From the line containing "What data populates" down to the last line of the material, output each line exactly as it appears, excluding pictures.

• The records:
•••••
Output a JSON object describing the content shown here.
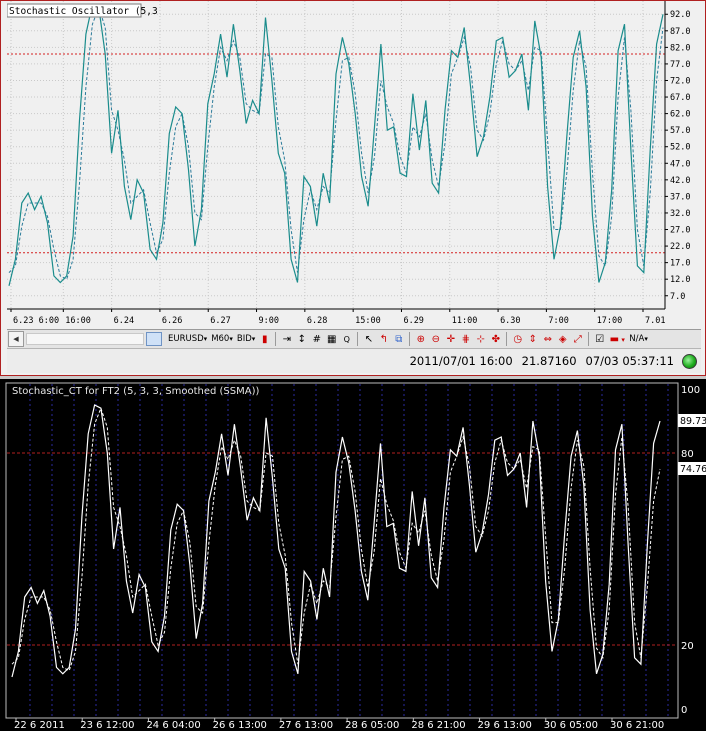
{
  "top_panel": {
    "title": "Stochastic Oscillator (5,3",
    "toolbar": {
      "symbol": "EURUSD",
      "timeframe": "M60",
      "price_type": "BID",
      "na_label": "N/A"
    },
    "status": {
      "datetime": "2011/07/01 16:00",
      "value": "21.87160",
      "server_time": "07/03 05:37:11"
    }
  },
  "bottom_panel": {
    "title": "Stochastic_CT for FT2 (5, 3, 3, Smoothed (SSMA))",
    "main_badge": "89.73",
    "signal_badge": "74.76"
  },
  "colors": {
    "top_main_line": "#1a8c8c",
    "top_signal_line": "#2a7a9a",
    "top_level_line": "#d42020",
    "bottom_lines": "#ffffff",
    "bottom_level_line": "#b02020",
    "bottom_period_sep": "#2a2aa0"
  },
  "chart_data": [
    {
      "type": "line",
      "title": "Stochastic Oscillator (5,3",
      "xlabel": "",
      "ylabel": "",
      "ylim": [
        3,
        96
      ],
      "y_ticks": [
        "92.0",
        "87.0",
        "82.0",
        "77.0",
        "72.0",
        "67.0",
        "62.0",
        "57.0",
        "52.0",
        "47.0",
        "42.0",
        "37.0",
        "32.0",
        "27.0",
        "22.0",
        "17.0",
        "12.0",
        "7.0"
      ],
      "x_ticks": [
        "6.23 6:00",
        "16:00",
        "6.24",
        "6.26",
        "6.27",
        "9:00",
        "6.28",
        "15:00",
        "6.29",
        "11:00",
        "6.30",
        "7:00",
        "17:00",
        "7.01"
      ],
      "levels": [
        80,
        20
      ],
      "series": [
        {
          "values": [
            10,
            18,
            35,
            38,
            33,
            37,
            29,
            13,
            11,
            13,
            25,
            60,
            86,
            95,
            94,
            80,
            50,
            63,
            40,
            30,
            42,
            38,
            21,
            18,
            29,
            56,
            64,
            62,
            45,
            22,
            33,
            65,
            74,
            86,
            73,
            89,
            75,
            59,
            66,
            62,
            91,
            72,
            50,
            44,
            18,
            11,
            43,
            40,
            28,
            44,
            35,
            74,
            85,
            77,
            62,
            43,
            34,
            58,
            83,
            57,
            58,
            44,
            43,
            68,
            51,
            66,
            41,
            38,
            63,
            81,
            79,
            88,
            70,
            49,
            55,
            67,
            84,
            85,
            73,
            75,
            80,
            63,
            90,
            79,
            40,
            18,
            28,
            55,
            79,
            87,
            70,
            31,
            11,
            17,
            39,
            81,
            89,
            51,
            16,
            14,
            51,
            83,
            92
          ]
        },
        {
          "values": [
            14,
            16,
            28,
            35,
            35,
            35,
            31,
            21,
            13,
            12,
            18,
            41,
            70,
            89,
            94,
            88,
            63,
            57,
            48,
            35,
            37,
            39,
            29,
            20,
            24,
            44,
            58,
            62,
            52,
            32,
            30,
            52,
            70,
            82,
            78,
            84,
            79,
            65,
            63,
            62,
            80,
            79,
            58,
            48,
            27,
            14,
            30,
            39,
            33,
            40,
            38,
            60,
            78,
            79,
            68,
            50,
            38,
            49,
            72,
            64,
            59,
            49,
            44,
            58,
            55,
            62,
            48,
            40,
            53,
            74,
            79,
            85,
            76,
            57,
            54,
            62,
            77,
            84,
            77,
            75,
            78,
            69,
            82,
            81,
            54,
            27,
            27,
            44,
            69,
            84,
            76,
            44,
            19,
            16,
            31,
            67,
            85,
            63,
            27,
            16,
            38,
            72,
            88
          ]
        }
      ]
    },
    {
      "type": "line",
      "title": "Stochastic_CT for FT2 (5, 3, 3, Smoothed (SSMA))",
      "xlabel": "",
      "ylabel": "",
      "ylim": [
        0,
        100
      ],
      "y_ticks": [
        "100",
        "80",
        "20",
        "0"
      ],
      "x_ticks": [
        "22 6 2011",
        "23 6 12:00",
        "24 6 04:00",
        "26 6 13:00",
        "27 6 13:00",
        "28 6 05:00",
        "28 6 21:00",
        "29 6 13:00",
        "30 6 05:00",
        "30 6 21:00"
      ],
      "levels": [
        80,
        20
      ],
      "series": [
        {
          "values": [
            10,
            18,
            35,
            38,
            33,
            37,
            29,
            13,
            11,
            13,
            25,
            60,
            86,
            95,
            94,
            80,
            50,
            63,
            40,
            30,
            42,
            38,
            21,
            18,
            29,
            56,
            64,
            62,
            45,
            22,
            33,
            65,
            74,
            86,
            73,
            89,
            75,
            59,
            66,
            62,
            91,
            72,
            50,
            44,
            18,
            11,
            43,
            40,
            28,
            44,
            35,
            74,
            85,
            77,
            62,
            43,
            34,
            58,
            83,
            57,
            58,
            44,
            43,
            68,
            51,
            66,
            41,
            38,
            63,
            81,
            79,
            88,
            70,
            49,
            55,
            67,
            84,
            85,
            73,
            75,
            80,
            63,
            90,
            79,
            40,
            18,
            28,
            55,
            79,
            87,
            70,
            31,
            11,
            17,
            39,
            81,
            89,
            51,
            16,
            14,
            51,
            83,
            90
          ]
        },
        {
          "values": [
            14,
            16,
            28,
            35,
            35,
            35,
            31,
            21,
            13,
            12,
            18,
            41,
            70,
            89,
            94,
            88,
            63,
            57,
            48,
            35,
            37,
            39,
            29,
            20,
            24,
            44,
            58,
            62,
            52,
            32,
            30,
            52,
            70,
            82,
            78,
            84,
            79,
            65,
            63,
            62,
            80,
            79,
            58,
            48,
            27,
            14,
            30,
            39,
            33,
            40,
            38,
            60,
            78,
            79,
            68,
            50,
            38,
            49,
            72,
            64,
            59,
            49,
            44,
            58,
            55,
            62,
            48,
            40,
            53,
            74,
            79,
            85,
            76,
            57,
            54,
            62,
            77,
            84,
            77,
            75,
            78,
            69,
            82,
            81,
            54,
            27,
            27,
            44,
            69,
            84,
            76,
            44,
            19,
            16,
            31,
            67,
            85,
            63,
            27,
            16,
            38,
            65,
            75
          ]
        }
      ]
    }
  ]
}
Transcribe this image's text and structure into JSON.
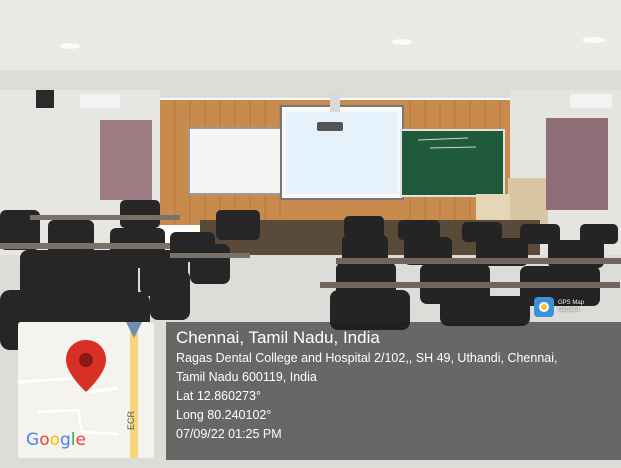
{
  "overlay": {
    "city": "Chennai, Tamil Nadu, India",
    "address_line1": "Ragas Dental College and Hospital 2/102,, SH 49, Uthandi, Chennai,",
    "address_line2": "Tamil Nadu 600119, India",
    "latitude": "Lat 12.860273°",
    "longitude": "Long 80.240102°",
    "datetime": "07/09/22 01:25 PM"
  },
  "badge": {
    "app_name_line1": "GPS Map",
    "app_name_line2": "Camera"
  },
  "map": {
    "road_label": "ECR",
    "logo_letters": [
      "G",
      "o",
      "o",
      "g",
      "l",
      "e"
    ]
  },
  "colors": {
    "wood_wall": "#c98a4d",
    "chalkboard": "#1f5a3a",
    "pin": "#d93025",
    "overlay": "#1e1e1e"
  }
}
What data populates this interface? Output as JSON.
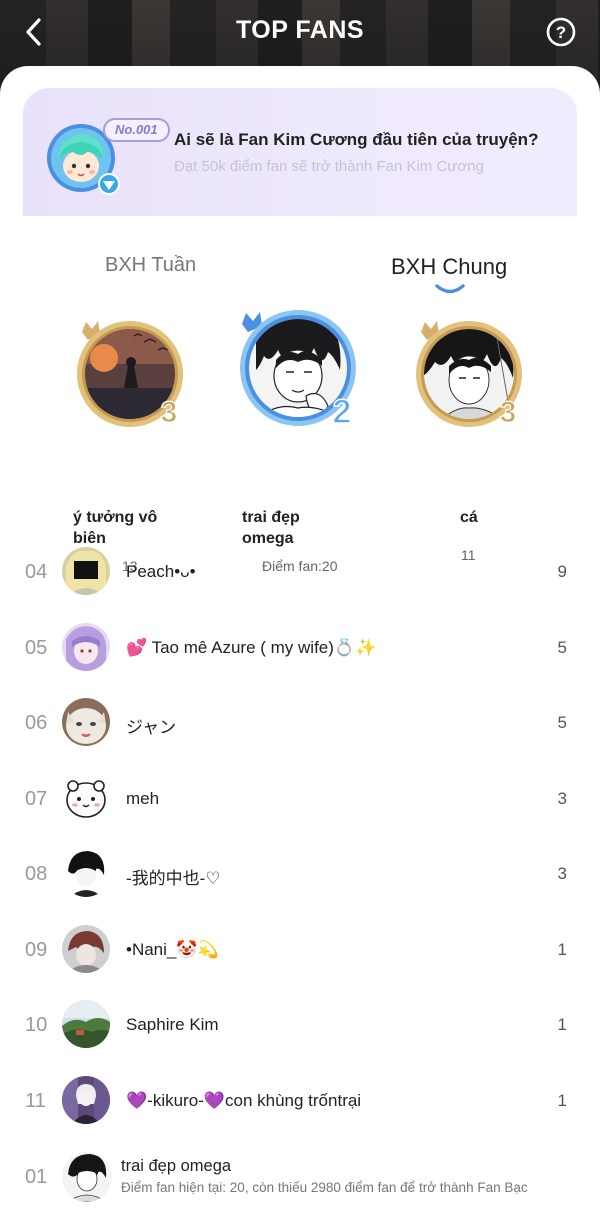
{
  "header": {
    "title": "TOP FANS"
  },
  "banner": {
    "badge": "No.001",
    "title": "Ai sẽ là Fan Kim Cương đầu tiên của truyện?",
    "subtitle": "Đạt 50k điểm fan sẽ trở thành Fan Kim Cương"
  },
  "tabs": [
    {
      "label": "BXH Tuần",
      "active": false
    },
    {
      "label": "BXH Chung",
      "active": true
    }
  ],
  "podium": [
    {
      "name_line1": "ý tưởng vô",
      "name_line2": "biên",
      "rank": "3",
      "score": "13"
    },
    {
      "name_line1": "trai đẹp",
      "name_line2": "omega",
      "rank": "2",
      "score": "Điểm fan:20"
    },
    {
      "name_line1": "cá",
      "name_line2": "",
      "rank": "3",
      "score": "11"
    }
  ],
  "list": [
    {
      "rank": "04",
      "name": "Peach•ᴗ•",
      "score": "9"
    },
    {
      "rank": "05",
      "name": "💕 Tao mê Azure ( my wife)💍✨",
      "score": "5"
    },
    {
      "rank": "06",
      "name": "ジャン",
      "score": "5"
    },
    {
      "rank": "07",
      "name": "meh",
      "score": "3"
    },
    {
      "rank": "08",
      "name": "-我的中也-♡",
      "score": "3"
    },
    {
      "rank": "09",
      "name": "•Nani_🤡💫",
      "score": "1"
    },
    {
      "rank": "10",
      "name": "Saphire Kim",
      "score": "1"
    },
    {
      "rank": "11",
      "name": "💜-kikuro-💜con khùng trốntrại",
      "score": "1"
    }
  ],
  "me": {
    "rank": "01",
    "name": "trai đẹp omega",
    "detail": "Điểm fan hiện tại: 20, còn thiếu 2980 điểm fan để trở thành Fan Bạc"
  },
  "colors": {
    "accent_blue": "#4a90e2",
    "gold": "#c9a45c",
    "banner_bg": "#ece6fc"
  },
  "icons": [
    "back-arrow-icon",
    "help-icon",
    "diamond-icon",
    "crown-icon"
  ]
}
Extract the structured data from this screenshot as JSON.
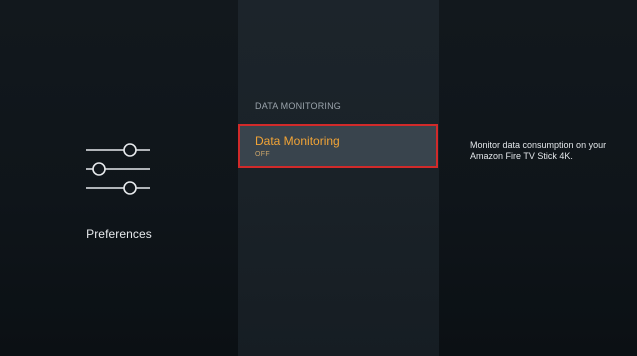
{
  "left_panel": {
    "icon": "preferences-sliders-icon",
    "label": "Preferences"
  },
  "middle_panel": {
    "section_header": "DATA MONITORING",
    "selected_item": {
      "title": "Data Monitoring",
      "value": "OFF"
    }
  },
  "right_panel": {
    "description": "Monitor data consumption on your Amazon Fire TV Stick 4K."
  },
  "colors": {
    "accent": "#f2a436",
    "focus_border": "#d12a2a"
  }
}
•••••
• Answer below:
What data populates this interface? Output as JSON.
{
  "header": {
    "title": "TOP FANS"
  },
  "banner": {
    "badge": "No.001",
    "title": "Ai sẽ là Fan Kim Cương đầu tiên của truyện?",
    "subtitle": "Đạt 50k điểm fan sẽ trở thành Fan Kim Cương"
  },
  "tabs": [
    {
      "label": "BXH Tuần",
      "active": false
    },
    {
      "label": "BXH Chung",
      "active": true
    }
  ],
  "podium": [
    {
      "name_line1": "ý tưởng vô",
      "name_line2": "biên",
      "rank": "3",
      "score": "13"
    },
    {
      "name_line1": "trai đẹp",
      "name_line2": "omega",
      "rank": "2",
      "score": "Điểm fan:20"
    },
    {
      "name_line1": "cá",
      "name_line2": "",
      "rank": "3",
      "score": "11"
    }
  ],
  "list": [
    {
      "rank": "04",
      "name": "Peach•ᴗ•",
      "score": "9"
    },
    {
      "rank": "05",
      "name": "💕 Tao mê Azure ( my wife)💍✨",
      "score": "5"
    },
    {
      "rank": "06",
      "name": "ジャン",
      "score": "5"
    },
    {
      "rank": "07",
      "name": "meh",
      "score": "3"
    },
    {
      "rank": "08",
      "name": "-我的中也-♡",
      "score": "3"
    },
    {
      "rank": "09",
      "name": "•Nani_🤡💫",
      "score": "1"
    },
    {
      "rank": "10",
      "name": "Saphire Kim",
      "score": "1"
    },
    {
      "rank": "11",
      "name": "💜-kikuro-💜con khùng trốntrại",
      "score": "1"
    }
  ],
  "me": {
    "rank": "01",
    "name": "trai đẹp omega",
    "detail": "Điểm fan hiện tại: 20, còn thiếu 2980 điểm fan để trở thành Fan Bạc"
  },
  "colors": {
    "accent_blue": "#4a90e2",
    "gold": "#c9a45c",
    "banner_bg": "#ece6fc"
  },
  "icons": [
    "back-arrow-icon",
    "help-icon",
    "diamond-icon",
    "crown-icon"
  ]
}
Extract the structured data from this screenshot as JSON.
{
  "left_panel": {
    "icon": "preferences-sliders-icon",
    "label": "Preferences"
  },
  "middle_panel": {
    "section_header": "DATA MONITORING",
    "selected_item": {
      "title": "Data Monitoring",
      "value": "OFF"
    }
  },
  "right_panel": {
    "description": "Monitor data consumption on your Amazon Fire TV Stick 4K."
  },
  "colors": {
    "accent": "#f2a436",
    "focus_border": "#d12a2a"
  }
}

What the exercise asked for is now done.